2. What is the best way to see the parks? Independently or with a tour company? If the latter, how do you select the ideal / best tour company? Do you have any recommendations?
3. The best time of the year to visit the parks, though the time that may best work for us given our schedule will be between May and August.
Many thanks in advance!!
It is difficult to answer these questions but will do my best.
1. It all depends on who is ranking them. Each park is noted for different things and as there are so many park destinations in Africa, you really need to narrow it down to a particular region or country. Some of the most well known ones, and for good reason are Serengetti, Masai Mara, Kruger National Park, Okavanga Delta, and ETosha. I would also say Addo is great for viewing elephants.

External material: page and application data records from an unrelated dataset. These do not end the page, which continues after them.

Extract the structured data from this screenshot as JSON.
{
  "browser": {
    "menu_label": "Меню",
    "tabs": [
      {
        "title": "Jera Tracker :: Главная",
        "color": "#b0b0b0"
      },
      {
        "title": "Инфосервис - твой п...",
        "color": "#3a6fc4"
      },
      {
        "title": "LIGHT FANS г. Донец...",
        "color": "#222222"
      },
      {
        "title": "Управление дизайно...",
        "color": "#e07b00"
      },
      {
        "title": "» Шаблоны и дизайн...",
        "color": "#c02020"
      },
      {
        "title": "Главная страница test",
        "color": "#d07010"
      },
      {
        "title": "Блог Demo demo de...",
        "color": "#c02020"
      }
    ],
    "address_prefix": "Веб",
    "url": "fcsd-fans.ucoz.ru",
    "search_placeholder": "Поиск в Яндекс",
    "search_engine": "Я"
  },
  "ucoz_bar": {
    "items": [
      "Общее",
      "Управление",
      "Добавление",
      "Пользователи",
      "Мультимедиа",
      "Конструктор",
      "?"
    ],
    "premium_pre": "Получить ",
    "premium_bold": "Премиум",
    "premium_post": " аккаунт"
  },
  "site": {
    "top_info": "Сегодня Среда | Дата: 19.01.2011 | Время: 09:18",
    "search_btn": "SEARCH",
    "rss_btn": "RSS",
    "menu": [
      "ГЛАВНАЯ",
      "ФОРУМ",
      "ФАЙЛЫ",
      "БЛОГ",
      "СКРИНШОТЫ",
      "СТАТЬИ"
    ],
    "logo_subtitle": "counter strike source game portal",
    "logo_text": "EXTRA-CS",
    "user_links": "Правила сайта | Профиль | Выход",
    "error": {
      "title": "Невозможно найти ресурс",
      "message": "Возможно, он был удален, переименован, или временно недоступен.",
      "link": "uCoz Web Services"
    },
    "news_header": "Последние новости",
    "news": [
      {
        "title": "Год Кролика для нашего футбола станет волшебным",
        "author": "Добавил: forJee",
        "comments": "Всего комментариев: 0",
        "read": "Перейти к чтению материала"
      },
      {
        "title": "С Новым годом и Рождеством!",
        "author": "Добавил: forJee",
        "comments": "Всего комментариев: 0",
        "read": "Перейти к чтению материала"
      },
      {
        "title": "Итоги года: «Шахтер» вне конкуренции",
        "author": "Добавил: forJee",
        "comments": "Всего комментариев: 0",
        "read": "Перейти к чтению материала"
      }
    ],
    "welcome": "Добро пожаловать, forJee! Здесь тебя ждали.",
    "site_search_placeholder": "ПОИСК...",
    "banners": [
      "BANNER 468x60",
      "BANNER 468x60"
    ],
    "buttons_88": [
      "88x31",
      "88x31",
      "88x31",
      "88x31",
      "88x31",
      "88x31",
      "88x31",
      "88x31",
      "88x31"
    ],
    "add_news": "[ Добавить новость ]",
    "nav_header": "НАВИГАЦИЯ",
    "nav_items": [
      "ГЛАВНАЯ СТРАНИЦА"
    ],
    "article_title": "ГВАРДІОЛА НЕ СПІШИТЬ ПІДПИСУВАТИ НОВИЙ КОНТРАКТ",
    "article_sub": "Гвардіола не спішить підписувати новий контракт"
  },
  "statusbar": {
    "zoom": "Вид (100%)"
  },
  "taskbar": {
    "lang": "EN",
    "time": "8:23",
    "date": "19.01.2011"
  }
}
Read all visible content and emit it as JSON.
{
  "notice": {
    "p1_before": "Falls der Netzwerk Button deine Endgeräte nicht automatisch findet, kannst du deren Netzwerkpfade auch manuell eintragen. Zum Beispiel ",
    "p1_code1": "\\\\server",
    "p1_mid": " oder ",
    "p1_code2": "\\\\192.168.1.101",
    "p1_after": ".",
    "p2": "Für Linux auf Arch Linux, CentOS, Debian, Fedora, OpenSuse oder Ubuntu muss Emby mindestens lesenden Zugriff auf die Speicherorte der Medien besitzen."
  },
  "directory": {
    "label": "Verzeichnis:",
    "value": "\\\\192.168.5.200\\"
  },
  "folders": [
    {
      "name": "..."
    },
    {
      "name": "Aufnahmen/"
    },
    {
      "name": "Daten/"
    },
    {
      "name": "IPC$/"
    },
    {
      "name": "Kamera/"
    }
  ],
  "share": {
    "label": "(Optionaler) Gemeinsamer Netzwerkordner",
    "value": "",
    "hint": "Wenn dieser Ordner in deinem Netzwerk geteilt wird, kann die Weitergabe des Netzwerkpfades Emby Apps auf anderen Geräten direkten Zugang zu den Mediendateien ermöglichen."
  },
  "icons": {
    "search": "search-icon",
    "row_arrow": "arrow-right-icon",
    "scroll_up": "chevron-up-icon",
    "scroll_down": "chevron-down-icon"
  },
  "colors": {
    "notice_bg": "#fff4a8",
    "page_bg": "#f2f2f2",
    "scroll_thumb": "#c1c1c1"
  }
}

2. It all depends on how much money and time you have. It’s great to have your own vehicle and camp within the parks. I prefer this way of doing it and then doing tours once inside the parks such as a guided night drive or walking safari. We took a tour in the Massai as it was more practical and would have worked out cheaper taking into consideration time and distance. It’s best to organize tours from the towns nearby to the parks. Do some research online before you go to get an idea of what tour companies are in the area.
3. You will have to research this online. It all depends on what countries you are going to as they all have different best times. You want to go in the drier seasons as you will see more animals.
Many thanks, Caz!! This is helpful and will allow me to start my research. There is valuable information elsewhere in your blog that I got a chance to check out that I will use. Thanks again!!
You are very lucky. Do you discover this beautiful places. I have to visit, I love to explore new places. Africa travel plan within two years. I added the information you have given out my trip. Thank you.
Thanks Caz, great reporting and photos. Seen S. Africa on my own. Planning for an African trip with a husband & 2 teen girls. Very independent adventure travelers and do not want to be in a too touristy place. We have 3 weeks, June/July 2014. Wildlife is priority and safety for my girls. Which country would you recommend? On my backpacking days I was keen on Namibia but never made it. We also scuba dive and would be great to do that. Thanks so much.
I always think it is hard to beat South Africa. I loved Uganda, although you won’t get scuba diving there! NAmibia is a fantastic country. Etosha is one of Africa’s best parks, just be sure you are there during the dry season or it is difficult to see the animals. Also Kenya is great and should be safe enough. Although the driving there is a little crazier, but still Africa style
Kwa Madwala Private Game Reserve (South Africa) is an amazing place to vacation and spend some quality time in the bush! Great people and activities as well. Close to Kruger, but not a touristy place.
I love the leopard draped across a branch! Nicely spotted!
Great pictures! The Samburu in Kenya is one I have visited and an amazing place. It is very dry and desert-y looking. There was a lot of wildlife there we saw leapords, genet cats, white tailed mongoose, many lizards, and all the usual!
Kenya safari is very peaceful country. There are top 4 safari Game Park. The Masai Mara is wonderful Game Park. http://bit.ly/1ym2Kr8
South Africa safari is a Big Five trophy hunts, which Providing 5 star accommodation. It offers a highly customized vacation for you and your family members.
This is the best blog I have come across. The best African Safari feature! As I prepare my trip next week to East Africa, I can’t wait! I came across a travel insurance company for East African safaris. They have very nice rates, they are called flying doctors society of Africa.
A big dream for me have always been to visit the Blixen Camp in Kenya. Don´t know have many know about Karen Blixen, but I just fell in love with her stories about Africa.
I’ve been to the Masai Mara in Kenya and the number of animals and birds is stupendous. We stayed at Saruni Mara and the views from the luxury safari lodge were amazing.